Look through the listing below, and wherever a line has the string "range", copy it.

________________________________________

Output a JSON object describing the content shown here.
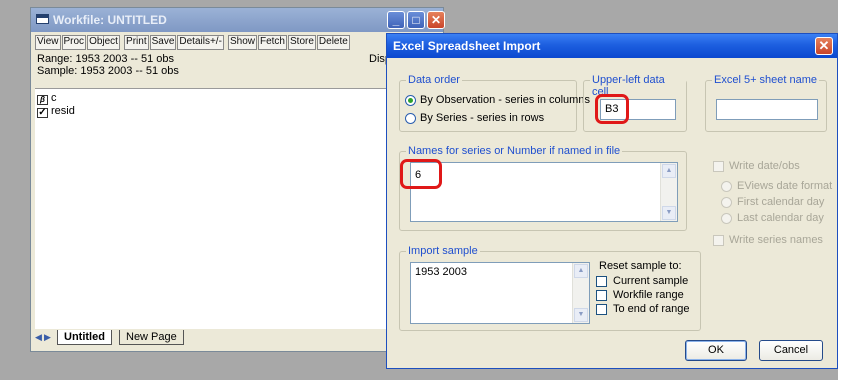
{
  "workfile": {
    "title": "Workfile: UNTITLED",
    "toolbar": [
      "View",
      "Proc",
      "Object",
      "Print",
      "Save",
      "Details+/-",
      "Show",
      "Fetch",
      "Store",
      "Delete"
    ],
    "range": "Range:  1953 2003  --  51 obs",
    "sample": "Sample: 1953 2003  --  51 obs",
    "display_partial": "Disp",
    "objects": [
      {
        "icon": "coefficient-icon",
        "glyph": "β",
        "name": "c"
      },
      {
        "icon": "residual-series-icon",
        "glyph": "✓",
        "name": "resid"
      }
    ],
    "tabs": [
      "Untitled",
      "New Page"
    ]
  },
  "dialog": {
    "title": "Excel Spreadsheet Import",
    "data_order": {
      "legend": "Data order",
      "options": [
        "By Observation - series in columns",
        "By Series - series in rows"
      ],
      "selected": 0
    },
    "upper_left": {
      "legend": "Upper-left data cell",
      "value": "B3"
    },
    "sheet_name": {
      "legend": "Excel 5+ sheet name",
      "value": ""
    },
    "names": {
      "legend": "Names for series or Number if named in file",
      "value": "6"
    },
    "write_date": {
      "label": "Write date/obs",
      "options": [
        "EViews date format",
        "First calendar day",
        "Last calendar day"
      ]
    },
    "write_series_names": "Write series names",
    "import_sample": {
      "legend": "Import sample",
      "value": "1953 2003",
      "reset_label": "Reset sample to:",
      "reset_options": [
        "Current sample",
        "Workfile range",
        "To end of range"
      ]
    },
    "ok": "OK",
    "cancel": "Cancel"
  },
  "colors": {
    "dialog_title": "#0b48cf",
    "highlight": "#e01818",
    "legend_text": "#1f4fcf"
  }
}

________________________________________

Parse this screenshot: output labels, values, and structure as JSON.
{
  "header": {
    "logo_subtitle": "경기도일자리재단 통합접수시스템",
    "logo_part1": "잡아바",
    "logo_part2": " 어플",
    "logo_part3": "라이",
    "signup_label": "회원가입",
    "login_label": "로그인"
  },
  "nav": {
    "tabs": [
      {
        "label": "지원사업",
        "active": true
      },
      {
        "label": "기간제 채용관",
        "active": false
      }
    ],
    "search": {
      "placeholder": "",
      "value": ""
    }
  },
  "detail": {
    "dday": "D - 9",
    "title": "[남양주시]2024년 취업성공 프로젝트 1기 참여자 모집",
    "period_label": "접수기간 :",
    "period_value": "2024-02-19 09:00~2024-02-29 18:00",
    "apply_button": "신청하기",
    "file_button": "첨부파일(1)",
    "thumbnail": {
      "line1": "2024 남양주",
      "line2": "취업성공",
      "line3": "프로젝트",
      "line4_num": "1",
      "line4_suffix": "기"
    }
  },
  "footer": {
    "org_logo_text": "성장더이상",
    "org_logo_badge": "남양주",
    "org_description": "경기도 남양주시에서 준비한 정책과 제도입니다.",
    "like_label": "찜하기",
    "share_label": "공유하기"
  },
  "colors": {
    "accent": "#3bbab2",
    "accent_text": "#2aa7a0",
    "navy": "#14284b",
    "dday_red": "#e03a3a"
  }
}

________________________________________

Response below:
    "range": "Range:  1953 2003  --  51 obs",
        "Workfile range",
        "To end of range"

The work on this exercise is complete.